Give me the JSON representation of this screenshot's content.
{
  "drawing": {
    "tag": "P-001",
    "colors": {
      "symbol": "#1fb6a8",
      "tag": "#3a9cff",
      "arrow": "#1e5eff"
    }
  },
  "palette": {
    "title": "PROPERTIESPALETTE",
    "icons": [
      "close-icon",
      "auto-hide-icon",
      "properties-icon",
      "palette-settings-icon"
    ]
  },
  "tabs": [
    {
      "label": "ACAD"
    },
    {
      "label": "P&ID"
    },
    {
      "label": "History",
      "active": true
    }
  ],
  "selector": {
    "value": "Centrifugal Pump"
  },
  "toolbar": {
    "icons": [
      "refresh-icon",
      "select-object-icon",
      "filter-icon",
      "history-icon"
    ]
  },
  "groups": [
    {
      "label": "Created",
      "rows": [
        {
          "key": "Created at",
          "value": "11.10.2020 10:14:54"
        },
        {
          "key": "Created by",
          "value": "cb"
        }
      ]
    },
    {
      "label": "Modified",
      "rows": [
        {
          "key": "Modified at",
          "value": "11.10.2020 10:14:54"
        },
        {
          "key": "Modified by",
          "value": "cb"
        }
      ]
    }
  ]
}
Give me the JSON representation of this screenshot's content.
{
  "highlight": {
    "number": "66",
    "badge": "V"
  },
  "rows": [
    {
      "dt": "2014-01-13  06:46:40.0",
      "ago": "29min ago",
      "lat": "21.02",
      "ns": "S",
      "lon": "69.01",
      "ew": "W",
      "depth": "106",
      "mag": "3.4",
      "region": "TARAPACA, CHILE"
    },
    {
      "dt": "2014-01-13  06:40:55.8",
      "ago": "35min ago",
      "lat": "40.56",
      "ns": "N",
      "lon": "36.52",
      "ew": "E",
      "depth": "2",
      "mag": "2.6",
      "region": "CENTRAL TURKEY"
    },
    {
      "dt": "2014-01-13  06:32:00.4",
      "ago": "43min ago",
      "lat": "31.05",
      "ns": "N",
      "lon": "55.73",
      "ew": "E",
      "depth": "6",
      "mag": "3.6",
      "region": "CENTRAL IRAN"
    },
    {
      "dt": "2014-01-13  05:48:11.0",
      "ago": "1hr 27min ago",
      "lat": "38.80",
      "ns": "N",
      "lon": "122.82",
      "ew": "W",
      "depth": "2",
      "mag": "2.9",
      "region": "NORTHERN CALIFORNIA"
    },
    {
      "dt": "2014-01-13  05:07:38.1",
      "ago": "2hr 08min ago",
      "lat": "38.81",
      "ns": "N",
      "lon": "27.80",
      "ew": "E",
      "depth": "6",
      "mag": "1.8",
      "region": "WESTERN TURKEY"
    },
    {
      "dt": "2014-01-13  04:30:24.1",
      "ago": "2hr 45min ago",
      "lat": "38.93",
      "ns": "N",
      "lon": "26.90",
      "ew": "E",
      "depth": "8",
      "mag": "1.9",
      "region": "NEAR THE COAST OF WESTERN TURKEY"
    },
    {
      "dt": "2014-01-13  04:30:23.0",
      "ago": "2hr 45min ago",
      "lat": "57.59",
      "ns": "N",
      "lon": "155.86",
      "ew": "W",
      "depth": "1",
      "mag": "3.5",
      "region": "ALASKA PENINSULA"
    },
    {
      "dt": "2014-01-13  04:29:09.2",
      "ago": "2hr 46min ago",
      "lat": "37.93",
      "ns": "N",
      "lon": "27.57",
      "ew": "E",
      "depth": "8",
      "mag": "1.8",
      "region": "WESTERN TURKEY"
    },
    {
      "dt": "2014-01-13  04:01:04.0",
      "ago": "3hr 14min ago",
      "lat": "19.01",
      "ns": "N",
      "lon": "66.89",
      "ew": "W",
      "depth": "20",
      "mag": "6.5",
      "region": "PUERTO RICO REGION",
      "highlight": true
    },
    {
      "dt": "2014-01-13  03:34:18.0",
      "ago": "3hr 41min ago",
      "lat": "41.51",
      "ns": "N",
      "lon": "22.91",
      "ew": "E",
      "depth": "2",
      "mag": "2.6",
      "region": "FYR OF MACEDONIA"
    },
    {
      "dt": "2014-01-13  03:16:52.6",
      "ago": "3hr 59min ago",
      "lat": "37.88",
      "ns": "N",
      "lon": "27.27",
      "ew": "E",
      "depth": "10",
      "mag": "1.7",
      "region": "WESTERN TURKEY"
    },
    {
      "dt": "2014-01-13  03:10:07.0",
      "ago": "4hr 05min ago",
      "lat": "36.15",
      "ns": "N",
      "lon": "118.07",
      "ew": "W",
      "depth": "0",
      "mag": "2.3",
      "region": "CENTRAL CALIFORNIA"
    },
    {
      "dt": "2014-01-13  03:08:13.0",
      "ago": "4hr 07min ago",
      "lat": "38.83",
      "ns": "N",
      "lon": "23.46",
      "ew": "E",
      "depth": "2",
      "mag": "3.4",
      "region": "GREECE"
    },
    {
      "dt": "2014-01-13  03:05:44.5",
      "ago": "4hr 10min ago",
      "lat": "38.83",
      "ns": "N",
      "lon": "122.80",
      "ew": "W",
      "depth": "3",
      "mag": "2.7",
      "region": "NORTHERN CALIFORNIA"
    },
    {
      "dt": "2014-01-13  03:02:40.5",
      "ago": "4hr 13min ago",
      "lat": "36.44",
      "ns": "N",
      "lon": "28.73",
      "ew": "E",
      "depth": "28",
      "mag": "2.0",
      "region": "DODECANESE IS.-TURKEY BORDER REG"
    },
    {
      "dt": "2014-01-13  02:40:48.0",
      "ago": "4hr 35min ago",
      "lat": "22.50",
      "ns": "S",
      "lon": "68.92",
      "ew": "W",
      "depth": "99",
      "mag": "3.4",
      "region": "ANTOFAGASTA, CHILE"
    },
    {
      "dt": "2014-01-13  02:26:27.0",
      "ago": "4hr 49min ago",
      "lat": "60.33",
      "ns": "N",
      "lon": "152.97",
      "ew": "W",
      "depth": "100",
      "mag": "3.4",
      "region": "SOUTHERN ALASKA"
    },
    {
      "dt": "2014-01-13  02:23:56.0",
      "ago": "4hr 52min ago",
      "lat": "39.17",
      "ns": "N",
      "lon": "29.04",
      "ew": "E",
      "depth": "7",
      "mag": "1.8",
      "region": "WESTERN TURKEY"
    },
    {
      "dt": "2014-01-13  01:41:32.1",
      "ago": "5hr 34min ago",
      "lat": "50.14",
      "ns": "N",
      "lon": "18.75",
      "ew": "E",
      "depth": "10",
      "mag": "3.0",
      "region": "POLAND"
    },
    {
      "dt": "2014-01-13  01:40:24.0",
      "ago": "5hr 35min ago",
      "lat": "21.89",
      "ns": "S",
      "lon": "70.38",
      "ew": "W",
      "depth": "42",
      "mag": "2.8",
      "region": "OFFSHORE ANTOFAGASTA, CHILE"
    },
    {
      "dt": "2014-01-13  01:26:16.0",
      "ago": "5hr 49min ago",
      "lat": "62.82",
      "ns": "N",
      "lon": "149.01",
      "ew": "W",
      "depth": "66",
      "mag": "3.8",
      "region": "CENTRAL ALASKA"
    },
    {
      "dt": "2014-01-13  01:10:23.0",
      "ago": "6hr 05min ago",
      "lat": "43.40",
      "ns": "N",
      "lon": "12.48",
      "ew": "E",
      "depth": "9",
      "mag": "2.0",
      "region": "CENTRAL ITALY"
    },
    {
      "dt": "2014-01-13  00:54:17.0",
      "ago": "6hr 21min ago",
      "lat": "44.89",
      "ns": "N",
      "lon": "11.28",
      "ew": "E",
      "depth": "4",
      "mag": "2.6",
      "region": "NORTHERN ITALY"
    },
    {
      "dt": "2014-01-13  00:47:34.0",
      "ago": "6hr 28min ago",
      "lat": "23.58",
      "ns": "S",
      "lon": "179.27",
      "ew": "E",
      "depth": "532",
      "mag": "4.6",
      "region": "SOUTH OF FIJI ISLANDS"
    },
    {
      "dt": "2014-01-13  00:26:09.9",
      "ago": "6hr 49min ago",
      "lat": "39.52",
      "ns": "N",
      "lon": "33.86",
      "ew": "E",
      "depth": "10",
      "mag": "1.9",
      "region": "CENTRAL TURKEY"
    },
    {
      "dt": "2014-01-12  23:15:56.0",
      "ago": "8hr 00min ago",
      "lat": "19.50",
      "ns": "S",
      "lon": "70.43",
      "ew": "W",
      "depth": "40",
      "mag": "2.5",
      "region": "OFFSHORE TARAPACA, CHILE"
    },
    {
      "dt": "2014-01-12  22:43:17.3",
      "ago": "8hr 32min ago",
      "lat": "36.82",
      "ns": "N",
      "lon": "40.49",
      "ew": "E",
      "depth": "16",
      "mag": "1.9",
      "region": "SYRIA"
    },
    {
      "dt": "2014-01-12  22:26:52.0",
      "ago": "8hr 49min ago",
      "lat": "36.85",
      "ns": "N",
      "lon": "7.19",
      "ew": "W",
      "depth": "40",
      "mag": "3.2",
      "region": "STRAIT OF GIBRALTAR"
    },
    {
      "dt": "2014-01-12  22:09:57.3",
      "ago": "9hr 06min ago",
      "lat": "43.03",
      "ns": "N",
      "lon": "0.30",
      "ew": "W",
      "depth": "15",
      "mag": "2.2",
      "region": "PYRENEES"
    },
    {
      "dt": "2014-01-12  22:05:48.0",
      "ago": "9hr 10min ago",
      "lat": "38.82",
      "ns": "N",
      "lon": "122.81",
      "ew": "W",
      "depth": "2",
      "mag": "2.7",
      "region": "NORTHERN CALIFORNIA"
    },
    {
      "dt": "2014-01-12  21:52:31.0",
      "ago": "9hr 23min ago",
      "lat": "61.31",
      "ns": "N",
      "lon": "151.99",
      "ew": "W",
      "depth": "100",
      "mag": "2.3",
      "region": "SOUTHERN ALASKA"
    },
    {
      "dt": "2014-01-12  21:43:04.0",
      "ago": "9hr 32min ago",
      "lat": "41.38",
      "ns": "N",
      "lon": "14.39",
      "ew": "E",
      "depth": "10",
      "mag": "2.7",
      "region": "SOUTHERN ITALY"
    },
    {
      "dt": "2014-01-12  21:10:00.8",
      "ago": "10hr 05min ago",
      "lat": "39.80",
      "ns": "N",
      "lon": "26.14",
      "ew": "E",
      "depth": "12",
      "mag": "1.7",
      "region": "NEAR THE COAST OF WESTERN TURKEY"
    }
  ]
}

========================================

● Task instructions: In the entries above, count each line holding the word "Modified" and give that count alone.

● Output of the exercise: 3